Reading the listing that follows, count the lines where "this" appears, and answer with only that count.

--

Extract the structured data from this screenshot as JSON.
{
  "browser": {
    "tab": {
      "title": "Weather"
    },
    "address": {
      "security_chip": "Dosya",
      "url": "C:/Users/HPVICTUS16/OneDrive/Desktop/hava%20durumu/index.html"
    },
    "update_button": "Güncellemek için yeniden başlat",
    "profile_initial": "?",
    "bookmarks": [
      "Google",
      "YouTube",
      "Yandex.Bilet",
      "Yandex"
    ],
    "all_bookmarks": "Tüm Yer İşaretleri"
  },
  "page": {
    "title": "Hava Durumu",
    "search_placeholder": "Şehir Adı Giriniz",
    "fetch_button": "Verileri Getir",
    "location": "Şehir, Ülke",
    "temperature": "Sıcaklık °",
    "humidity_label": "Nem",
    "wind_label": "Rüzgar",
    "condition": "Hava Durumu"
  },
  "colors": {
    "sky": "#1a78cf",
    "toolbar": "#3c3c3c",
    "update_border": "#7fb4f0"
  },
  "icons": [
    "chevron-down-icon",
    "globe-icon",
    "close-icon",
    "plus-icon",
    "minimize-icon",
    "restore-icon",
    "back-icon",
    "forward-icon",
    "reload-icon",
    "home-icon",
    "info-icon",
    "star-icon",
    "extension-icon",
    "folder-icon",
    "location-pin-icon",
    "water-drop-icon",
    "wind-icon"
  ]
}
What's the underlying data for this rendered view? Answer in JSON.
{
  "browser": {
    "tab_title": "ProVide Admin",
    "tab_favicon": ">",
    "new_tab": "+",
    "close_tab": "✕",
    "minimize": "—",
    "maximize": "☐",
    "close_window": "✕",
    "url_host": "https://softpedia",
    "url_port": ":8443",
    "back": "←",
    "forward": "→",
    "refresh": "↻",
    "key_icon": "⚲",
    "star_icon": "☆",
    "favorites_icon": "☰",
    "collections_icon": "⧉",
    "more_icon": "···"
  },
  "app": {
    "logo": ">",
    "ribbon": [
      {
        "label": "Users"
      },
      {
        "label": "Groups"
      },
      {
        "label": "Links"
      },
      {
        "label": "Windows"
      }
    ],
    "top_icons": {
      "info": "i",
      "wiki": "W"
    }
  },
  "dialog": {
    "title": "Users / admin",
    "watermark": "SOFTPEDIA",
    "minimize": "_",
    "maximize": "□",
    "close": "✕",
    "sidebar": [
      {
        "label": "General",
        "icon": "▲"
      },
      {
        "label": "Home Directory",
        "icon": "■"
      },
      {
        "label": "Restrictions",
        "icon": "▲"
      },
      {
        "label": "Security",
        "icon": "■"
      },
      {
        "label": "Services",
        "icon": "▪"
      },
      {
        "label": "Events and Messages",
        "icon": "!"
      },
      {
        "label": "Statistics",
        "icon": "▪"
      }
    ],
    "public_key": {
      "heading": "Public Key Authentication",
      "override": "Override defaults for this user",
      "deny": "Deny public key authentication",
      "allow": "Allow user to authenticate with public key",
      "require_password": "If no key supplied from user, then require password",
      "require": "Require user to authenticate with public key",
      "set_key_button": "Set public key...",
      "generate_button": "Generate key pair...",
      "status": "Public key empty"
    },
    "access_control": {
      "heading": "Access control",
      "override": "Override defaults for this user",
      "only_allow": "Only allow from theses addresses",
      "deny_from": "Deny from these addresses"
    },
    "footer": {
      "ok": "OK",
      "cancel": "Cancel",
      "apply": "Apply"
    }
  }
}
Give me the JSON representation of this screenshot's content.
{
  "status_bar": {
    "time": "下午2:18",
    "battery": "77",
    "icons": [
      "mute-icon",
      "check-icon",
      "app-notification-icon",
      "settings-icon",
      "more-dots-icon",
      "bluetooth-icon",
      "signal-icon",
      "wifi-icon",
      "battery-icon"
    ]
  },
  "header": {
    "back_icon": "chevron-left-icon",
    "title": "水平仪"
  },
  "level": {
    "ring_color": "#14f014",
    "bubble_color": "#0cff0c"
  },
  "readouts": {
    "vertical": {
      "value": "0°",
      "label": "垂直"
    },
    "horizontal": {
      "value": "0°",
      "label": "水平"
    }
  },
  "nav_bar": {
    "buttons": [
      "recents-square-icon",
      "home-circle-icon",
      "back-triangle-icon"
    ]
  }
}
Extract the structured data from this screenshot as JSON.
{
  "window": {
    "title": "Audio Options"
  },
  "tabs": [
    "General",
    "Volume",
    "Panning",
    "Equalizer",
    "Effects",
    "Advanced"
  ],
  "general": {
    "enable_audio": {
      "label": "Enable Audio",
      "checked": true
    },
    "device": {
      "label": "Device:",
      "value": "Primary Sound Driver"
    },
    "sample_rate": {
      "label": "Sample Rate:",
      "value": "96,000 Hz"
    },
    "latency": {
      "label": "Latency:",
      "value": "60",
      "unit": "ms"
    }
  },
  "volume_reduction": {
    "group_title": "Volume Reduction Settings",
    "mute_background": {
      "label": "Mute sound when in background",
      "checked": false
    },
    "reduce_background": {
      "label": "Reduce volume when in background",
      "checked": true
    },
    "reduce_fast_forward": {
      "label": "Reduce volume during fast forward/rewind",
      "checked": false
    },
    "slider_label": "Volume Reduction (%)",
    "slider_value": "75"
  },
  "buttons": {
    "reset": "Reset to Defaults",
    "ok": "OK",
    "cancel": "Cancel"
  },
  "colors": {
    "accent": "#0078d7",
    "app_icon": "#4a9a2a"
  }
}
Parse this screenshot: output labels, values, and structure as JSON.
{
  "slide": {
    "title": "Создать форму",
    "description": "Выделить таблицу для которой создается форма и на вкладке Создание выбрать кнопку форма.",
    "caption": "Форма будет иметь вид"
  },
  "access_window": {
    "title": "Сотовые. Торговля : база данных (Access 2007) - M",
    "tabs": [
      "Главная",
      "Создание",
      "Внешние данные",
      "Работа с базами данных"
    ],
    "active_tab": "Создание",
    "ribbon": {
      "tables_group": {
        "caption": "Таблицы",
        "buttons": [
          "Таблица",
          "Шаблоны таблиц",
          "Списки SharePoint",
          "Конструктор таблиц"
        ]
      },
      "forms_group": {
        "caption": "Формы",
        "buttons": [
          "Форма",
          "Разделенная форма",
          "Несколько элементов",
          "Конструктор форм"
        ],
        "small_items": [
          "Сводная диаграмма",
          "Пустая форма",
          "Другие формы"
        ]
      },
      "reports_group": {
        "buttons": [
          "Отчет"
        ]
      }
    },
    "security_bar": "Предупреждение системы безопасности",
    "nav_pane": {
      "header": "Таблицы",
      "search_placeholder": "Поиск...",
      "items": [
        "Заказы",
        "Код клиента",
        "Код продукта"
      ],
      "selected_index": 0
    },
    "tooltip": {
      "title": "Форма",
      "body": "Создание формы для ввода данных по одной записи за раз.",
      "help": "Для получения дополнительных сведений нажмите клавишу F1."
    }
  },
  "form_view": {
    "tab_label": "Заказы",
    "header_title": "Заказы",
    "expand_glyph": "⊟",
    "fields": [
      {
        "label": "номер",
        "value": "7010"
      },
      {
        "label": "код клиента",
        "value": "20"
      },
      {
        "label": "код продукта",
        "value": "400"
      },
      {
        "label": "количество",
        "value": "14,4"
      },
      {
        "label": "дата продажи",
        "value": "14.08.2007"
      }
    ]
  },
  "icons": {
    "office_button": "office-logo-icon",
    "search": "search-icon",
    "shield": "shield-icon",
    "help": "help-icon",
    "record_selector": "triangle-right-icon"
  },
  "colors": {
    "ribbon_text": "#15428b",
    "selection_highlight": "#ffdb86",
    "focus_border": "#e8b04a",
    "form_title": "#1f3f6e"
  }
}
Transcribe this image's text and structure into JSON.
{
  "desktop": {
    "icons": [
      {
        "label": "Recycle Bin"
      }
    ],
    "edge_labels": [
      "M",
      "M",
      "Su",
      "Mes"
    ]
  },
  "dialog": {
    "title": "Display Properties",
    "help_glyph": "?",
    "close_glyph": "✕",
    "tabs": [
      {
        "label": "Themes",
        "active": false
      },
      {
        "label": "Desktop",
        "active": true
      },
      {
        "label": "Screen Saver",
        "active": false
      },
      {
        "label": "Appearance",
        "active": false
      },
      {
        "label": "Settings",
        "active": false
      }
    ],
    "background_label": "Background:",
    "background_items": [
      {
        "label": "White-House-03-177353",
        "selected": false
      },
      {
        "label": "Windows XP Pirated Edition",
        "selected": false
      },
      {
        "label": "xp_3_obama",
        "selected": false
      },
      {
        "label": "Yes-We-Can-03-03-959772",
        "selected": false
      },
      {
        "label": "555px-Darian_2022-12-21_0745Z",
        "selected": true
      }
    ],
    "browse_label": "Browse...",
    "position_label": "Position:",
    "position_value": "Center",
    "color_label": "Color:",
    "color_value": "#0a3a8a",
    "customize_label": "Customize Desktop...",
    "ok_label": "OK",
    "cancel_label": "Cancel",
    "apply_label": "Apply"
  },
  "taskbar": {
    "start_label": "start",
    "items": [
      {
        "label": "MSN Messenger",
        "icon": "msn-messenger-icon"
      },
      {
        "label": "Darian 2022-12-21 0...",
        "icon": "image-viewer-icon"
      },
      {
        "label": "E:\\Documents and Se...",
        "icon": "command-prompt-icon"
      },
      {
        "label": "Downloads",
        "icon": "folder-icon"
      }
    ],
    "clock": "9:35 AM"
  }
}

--

Exercise result :: 8